Go over the data and keep only the lines that include "Best".

Data for processing: Begin

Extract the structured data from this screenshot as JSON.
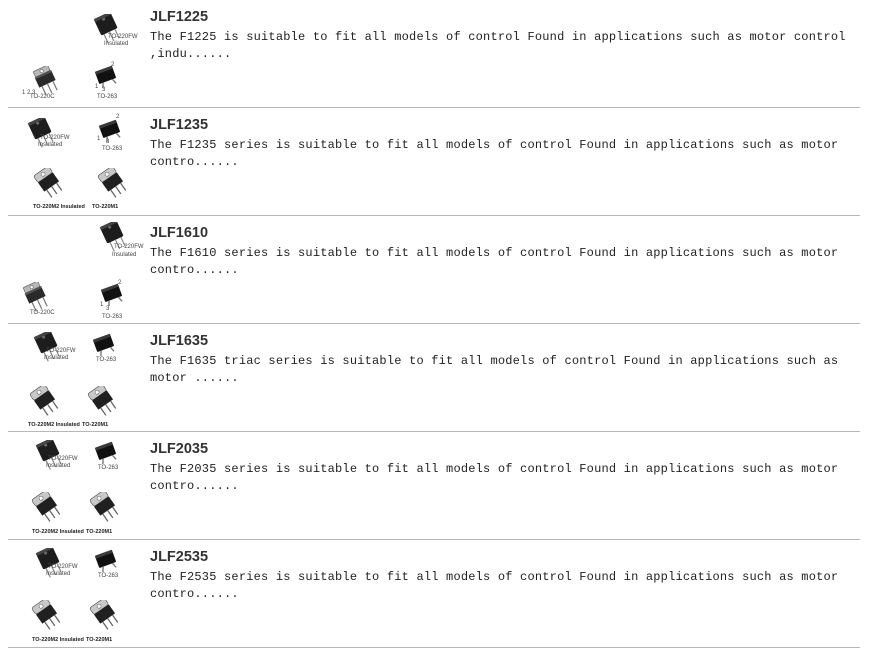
{
  "products": [
    {
      "name": "JLF1225",
      "description": "The F1225 is suitable to fit all models of control Found in applications such as motor control ,indu......",
      "packages": [
        "TO-220FW",
        "Insulated",
        "TO-220C",
        "TO-263",
        "1 2 3",
        "2",
        "1",
        "3"
      ]
    },
    {
      "name": "JLF1235",
      "description": "The F1235 series is suitable to fit all models of control Found in applications such as motor contro......",
      "packages": [
        "TO-220FW",
        "Insulated",
        "TO-263",
        "TO-220M2 Insulated",
        "TO-220M1",
        "2",
        "1",
        "3"
      ]
    },
    {
      "name": "JLF1610",
      "description": "The F1610 series is suitable to fit all models of control Found in applications such as motor contro......",
      "packages": [
        "TO-220FW",
        "Insulated",
        "TO-220C",
        "TO-263",
        "2",
        "1",
        "3"
      ]
    },
    {
      "name": "JLF1635",
      "description": "The F1635 triac series is suitable to fit all models of control Found in applications such as motor ......",
      "packages": [
        "TO-220FW",
        "Insulated",
        "TO-263",
        "TO-220M2 Insulated",
        "TO-220M1"
      ]
    },
    {
      "name": "JLF2035",
      "description": "The F2035 series is suitable to fit all models of control Found in applications such as motor contro......",
      "packages": [
        "TO-220FW",
        "Insulated",
        "TO-263",
        "TO-220M2 Insulated",
        "TO-220M1"
      ]
    },
    {
      "name": "JLF2535",
      "description": "The F2535 series is suitable to fit all models of control Found in applications such as motor contro......",
      "packages": [
        "TO-220FW",
        "Insulated",
        "TO-263",
        "TO-220M2 Insulated",
        "TO-220M1"
      ]
    }
  ]
}
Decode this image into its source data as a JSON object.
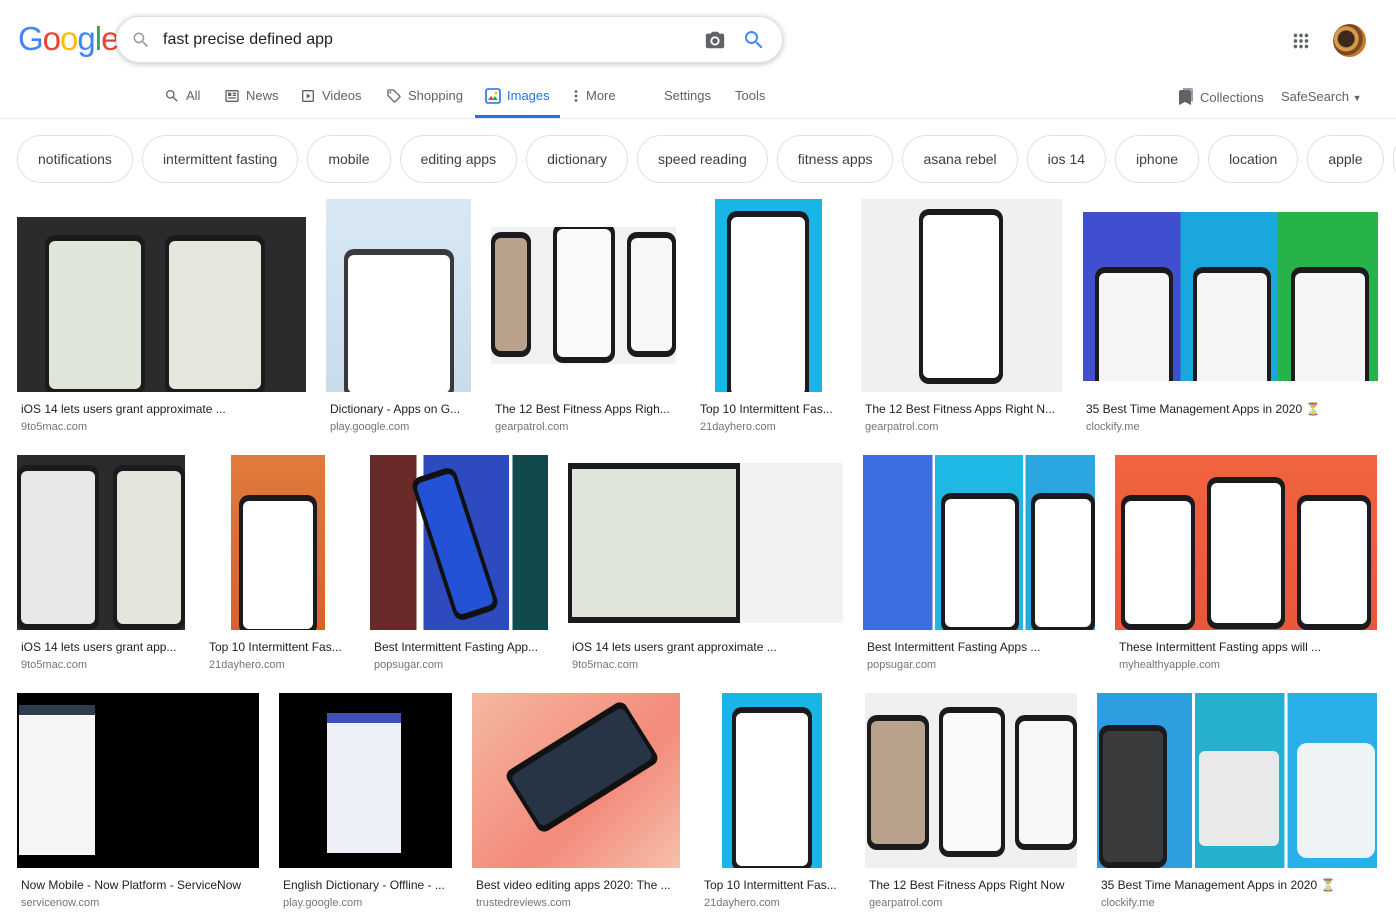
{
  "logo": {
    "letters": [
      "G",
      "o",
      "o",
      "g",
      "l",
      "e"
    ],
    "colors": [
      "#4285F4",
      "#EA4335",
      "#FBBC05",
      "#4285F4",
      "#34A853",
      "#EA4335"
    ]
  },
  "search": {
    "query": "fast precise defined app"
  },
  "tabs": [
    {
      "label": "All",
      "icon": "search-icon"
    },
    {
      "label": "News",
      "icon": "news-icon"
    },
    {
      "label": "Videos",
      "icon": "play-icon"
    },
    {
      "label": "Shopping",
      "icon": "tag-icon"
    },
    {
      "label": "Images",
      "icon": "image-icon",
      "active": true
    },
    {
      "label": "More",
      "icon": "more-vert-icon"
    }
  ],
  "tools": {
    "settings": "Settings",
    "tools": "Tools",
    "collections": "Collections",
    "safesearch": "SafeSearch"
  },
  "chips": [
    "notifications",
    "intermittent fasting",
    "mobile",
    "editing apps",
    "dictionary",
    "speed reading",
    "fitness apps",
    "asana rebel",
    "ios 14",
    "iphone",
    "location",
    "apple"
  ],
  "results": [
    {
      "title": "iOS 14 lets users grant approximate ...",
      "source": "9to5mac.com"
    },
    {
      "title": "Dictionary - Apps on G...",
      "source": "play.google.com"
    },
    {
      "title": "The 12 Best Fitness Apps Righ...",
      "source": "gearpatrol.com"
    },
    {
      "title": "Top 10 Intermittent Fas...",
      "source": "21dayhero.com"
    },
    {
      "title": "The 12 Best Fitness Apps Right N...",
      "source": "gearpatrol.com"
    },
    {
      "title": "35 Best Time Management Apps in 2020 ⏳",
      "source": "clockify.me"
    },
    {
      "title": "iOS 14 lets users grant app...",
      "source": "9to5mac.com"
    },
    {
      "title": "Top 10 Intermittent Fas...",
      "source": "21dayhero.com"
    },
    {
      "title": "Best Intermittent Fasting App...",
      "source": "popsugar.com"
    },
    {
      "title": "iOS 14 lets users grant approximate ...",
      "source": "9to5mac.com"
    },
    {
      "title": "Best Intermittent Fasting Apps ...",
      "source": "popsugar.com"
    },
    {
      "title": "These Intermittent Fasting apps will ...",
      "source": "myhealthyapple.com"
    },
    {
      "title": "Now Mobile - Now Platform - ServiceNow",
      "source": "servicenow.com"
    },
    {
      "title": "English Dictionary - Offline - ...",
      "source": "play.google.com"
    },
    {
      "title": "Best video editing apps 2020: The ...",
      "source": "trustedreviews.com"
    },
    {
      "title": "Top 10 Intermittent Fas...",
      "source": "21dayhero.com"
    },
    {
      "title": "The 12 Best Fitness Apps Right Now",
      "source": "gearpatrol.com"
    },
    {
      "title": "35 Best Time Management Apps in 2020 ⏳",
      "source": "clockify.me"
    }
  ]
}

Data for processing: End

» Response
      "title": "The 12 Best Fitness Apps Righ...",
      "title": "The 12 Best Fitness Apps Right N...",
      "title": "35 Best Time Management Apps in 2020 ⏳",
      "title": "Best Intermittent Fasting App...",
      "title": "Best Intermittent Fasting Apps ...",
      "title": "Best video editing apps 2020: The ...",
      "title": "The 12 Best Fitness Apps Right Now",
      "title": "35 Best Time Management Apps in 2020 ⏳",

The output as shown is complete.